Sometimes when the heart’s a thing so bruised
by its winter labours for the god of work
that it winces even at the smile of sunlight,
one should go to a wood that is older than England,
a wood with lime trees of a lineage
as ancient as Stonehenge. And one should
lie there on the brittle litter, on the damp
deep rot of what has dropped through time.
And look up. The leaves, lit by sunshine,
or played upon by ragged and heart-shaped
shadows, are moved by the choir of the canopy
which knows no tunes, only joy, and bursts forth
as if part of a musical called ‘June’. All the words

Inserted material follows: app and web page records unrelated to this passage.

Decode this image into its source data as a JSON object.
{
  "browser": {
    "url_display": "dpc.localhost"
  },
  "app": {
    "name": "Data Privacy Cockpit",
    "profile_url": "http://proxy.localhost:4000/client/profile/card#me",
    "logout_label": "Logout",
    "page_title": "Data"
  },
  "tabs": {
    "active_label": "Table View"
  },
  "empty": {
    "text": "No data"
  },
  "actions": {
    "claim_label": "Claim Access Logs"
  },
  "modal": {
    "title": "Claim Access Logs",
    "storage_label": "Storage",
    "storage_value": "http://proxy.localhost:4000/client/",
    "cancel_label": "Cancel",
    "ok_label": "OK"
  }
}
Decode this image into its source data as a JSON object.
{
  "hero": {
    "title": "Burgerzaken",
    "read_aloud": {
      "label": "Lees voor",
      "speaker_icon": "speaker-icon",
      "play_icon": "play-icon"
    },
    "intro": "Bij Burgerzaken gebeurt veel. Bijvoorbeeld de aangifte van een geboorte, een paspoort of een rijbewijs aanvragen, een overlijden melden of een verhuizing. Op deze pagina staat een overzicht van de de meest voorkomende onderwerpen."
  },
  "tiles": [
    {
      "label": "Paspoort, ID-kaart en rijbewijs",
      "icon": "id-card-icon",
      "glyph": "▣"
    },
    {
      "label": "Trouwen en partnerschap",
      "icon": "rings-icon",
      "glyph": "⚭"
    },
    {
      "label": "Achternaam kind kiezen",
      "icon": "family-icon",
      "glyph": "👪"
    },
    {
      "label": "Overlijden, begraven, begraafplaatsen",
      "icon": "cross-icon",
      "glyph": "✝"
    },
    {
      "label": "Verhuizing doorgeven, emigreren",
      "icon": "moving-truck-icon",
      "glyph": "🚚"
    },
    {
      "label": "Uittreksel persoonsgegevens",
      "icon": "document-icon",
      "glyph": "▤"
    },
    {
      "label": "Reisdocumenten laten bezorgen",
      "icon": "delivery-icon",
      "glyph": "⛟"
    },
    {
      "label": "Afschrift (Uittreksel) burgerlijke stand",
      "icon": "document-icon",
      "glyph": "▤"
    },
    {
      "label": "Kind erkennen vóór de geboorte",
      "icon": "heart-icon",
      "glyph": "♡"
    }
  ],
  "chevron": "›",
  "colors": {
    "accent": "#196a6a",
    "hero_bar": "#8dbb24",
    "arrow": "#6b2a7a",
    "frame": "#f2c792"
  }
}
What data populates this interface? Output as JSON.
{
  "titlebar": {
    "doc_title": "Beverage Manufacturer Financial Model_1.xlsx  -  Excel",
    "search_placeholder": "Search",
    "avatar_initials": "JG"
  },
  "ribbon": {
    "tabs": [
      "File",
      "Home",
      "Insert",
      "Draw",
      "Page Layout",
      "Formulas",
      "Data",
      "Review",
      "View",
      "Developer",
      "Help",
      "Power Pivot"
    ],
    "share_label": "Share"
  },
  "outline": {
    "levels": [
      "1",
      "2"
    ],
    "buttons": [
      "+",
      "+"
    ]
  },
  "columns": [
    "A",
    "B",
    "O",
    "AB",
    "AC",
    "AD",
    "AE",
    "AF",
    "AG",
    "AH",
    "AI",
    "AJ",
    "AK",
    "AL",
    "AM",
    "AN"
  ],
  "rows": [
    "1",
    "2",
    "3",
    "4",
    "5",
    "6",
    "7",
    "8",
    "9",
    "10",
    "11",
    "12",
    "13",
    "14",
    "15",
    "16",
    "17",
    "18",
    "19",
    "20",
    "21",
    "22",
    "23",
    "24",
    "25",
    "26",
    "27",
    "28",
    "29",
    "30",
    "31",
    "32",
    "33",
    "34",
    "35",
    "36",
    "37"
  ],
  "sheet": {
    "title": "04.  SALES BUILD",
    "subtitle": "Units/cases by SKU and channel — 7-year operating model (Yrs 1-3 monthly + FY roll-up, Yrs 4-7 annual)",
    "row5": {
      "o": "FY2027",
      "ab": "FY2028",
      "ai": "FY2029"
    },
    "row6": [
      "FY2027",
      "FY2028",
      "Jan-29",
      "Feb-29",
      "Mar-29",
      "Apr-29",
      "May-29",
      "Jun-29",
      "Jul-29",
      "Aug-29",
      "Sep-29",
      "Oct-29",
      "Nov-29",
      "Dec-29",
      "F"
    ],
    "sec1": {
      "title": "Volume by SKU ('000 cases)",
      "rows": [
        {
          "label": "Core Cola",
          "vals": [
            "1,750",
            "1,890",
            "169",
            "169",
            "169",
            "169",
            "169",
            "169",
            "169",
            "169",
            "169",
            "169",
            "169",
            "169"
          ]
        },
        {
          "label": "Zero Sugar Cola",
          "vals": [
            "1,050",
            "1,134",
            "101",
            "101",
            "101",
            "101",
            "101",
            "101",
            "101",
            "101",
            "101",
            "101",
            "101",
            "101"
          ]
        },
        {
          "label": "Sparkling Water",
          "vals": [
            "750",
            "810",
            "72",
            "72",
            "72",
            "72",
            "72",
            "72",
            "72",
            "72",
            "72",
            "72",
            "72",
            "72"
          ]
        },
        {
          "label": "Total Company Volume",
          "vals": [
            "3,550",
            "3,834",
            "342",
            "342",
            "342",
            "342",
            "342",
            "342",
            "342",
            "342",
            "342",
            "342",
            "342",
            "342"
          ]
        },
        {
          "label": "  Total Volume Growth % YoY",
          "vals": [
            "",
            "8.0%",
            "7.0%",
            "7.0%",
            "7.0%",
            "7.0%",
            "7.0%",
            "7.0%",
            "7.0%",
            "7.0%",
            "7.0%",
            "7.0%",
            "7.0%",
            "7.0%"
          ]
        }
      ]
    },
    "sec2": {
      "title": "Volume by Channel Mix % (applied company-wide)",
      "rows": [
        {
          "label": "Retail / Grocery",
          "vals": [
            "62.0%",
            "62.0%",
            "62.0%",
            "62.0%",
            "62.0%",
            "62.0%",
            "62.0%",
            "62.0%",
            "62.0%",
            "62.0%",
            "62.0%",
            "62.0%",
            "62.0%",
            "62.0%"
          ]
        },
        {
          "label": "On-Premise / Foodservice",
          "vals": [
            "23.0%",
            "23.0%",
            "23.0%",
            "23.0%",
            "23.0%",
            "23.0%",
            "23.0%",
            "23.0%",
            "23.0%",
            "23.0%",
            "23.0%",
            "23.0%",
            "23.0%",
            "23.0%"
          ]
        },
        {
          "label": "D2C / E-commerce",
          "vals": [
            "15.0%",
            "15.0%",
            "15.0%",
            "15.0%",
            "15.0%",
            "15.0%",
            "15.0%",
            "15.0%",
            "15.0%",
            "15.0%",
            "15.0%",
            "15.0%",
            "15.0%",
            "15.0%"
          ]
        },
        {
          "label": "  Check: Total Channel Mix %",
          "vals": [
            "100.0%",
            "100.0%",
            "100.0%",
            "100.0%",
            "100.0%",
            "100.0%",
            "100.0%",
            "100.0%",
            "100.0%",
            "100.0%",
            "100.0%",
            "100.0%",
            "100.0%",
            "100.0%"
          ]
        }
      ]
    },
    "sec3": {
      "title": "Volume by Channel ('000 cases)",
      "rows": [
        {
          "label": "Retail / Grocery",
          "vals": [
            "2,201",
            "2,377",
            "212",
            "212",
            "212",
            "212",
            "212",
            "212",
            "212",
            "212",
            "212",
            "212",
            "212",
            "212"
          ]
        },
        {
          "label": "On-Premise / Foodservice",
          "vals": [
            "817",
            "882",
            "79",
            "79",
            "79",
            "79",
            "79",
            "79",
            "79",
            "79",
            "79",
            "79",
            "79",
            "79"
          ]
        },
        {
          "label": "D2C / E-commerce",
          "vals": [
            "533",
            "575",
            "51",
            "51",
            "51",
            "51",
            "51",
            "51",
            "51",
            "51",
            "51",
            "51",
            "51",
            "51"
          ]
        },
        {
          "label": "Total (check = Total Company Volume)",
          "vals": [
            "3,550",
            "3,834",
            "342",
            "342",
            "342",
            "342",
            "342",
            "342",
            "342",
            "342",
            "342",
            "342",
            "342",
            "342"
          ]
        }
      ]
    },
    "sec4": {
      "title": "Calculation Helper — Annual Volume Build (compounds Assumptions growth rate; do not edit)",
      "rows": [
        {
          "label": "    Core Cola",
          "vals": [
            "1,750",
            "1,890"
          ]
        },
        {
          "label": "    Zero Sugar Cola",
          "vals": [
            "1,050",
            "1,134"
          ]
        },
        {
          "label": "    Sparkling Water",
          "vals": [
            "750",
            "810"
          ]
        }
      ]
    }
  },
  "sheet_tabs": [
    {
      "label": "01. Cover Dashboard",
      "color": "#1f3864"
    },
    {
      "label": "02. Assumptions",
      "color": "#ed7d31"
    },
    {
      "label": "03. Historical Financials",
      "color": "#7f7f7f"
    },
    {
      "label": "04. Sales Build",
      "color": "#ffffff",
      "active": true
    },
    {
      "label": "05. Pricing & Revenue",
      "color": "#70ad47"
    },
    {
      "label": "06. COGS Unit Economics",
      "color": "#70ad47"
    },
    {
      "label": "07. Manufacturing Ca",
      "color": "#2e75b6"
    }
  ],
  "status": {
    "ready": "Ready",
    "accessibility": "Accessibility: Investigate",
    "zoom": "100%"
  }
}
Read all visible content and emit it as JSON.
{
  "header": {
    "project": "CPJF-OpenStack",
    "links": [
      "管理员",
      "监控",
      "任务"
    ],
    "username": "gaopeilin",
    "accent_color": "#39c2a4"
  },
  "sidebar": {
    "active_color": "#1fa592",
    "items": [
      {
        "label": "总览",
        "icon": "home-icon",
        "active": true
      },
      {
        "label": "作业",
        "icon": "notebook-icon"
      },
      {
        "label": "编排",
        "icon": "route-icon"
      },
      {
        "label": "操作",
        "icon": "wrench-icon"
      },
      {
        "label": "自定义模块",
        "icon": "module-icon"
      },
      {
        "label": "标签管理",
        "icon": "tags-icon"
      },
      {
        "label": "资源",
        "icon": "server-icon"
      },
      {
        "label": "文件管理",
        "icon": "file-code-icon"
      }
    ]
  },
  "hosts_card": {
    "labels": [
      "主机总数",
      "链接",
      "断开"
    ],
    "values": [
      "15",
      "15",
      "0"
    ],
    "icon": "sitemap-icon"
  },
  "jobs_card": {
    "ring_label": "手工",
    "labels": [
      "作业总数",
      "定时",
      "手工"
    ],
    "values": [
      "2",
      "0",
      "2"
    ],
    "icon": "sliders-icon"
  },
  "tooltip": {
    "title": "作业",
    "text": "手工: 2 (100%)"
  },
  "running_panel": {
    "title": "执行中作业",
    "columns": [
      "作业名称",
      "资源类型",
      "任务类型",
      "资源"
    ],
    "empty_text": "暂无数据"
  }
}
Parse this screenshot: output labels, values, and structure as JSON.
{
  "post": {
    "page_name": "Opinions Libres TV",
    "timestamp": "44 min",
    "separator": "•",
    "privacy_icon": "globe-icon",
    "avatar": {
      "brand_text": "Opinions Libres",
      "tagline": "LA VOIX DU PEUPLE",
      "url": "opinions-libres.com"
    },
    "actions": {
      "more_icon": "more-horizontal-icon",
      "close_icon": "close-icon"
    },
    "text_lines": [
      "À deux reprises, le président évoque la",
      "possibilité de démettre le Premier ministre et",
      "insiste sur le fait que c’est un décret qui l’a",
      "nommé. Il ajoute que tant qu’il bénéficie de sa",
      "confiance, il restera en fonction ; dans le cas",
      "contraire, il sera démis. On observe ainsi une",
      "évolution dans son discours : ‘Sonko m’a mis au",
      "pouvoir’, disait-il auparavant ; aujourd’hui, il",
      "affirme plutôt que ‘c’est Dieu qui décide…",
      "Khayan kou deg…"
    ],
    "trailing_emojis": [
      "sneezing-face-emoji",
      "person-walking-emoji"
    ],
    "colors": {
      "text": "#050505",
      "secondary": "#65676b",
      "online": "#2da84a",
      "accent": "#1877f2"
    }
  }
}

whose sharp corners had pressed the chest
rise to silence on butterflies’ wings. Wolves
that had poured from the mind’s far north
to worry the innocent beasts of sleep
learn to see the beauty of loosestrife.
And this is the temporary forever
of clearings in the wood, of useless beauty,
we long for and find again in poetry.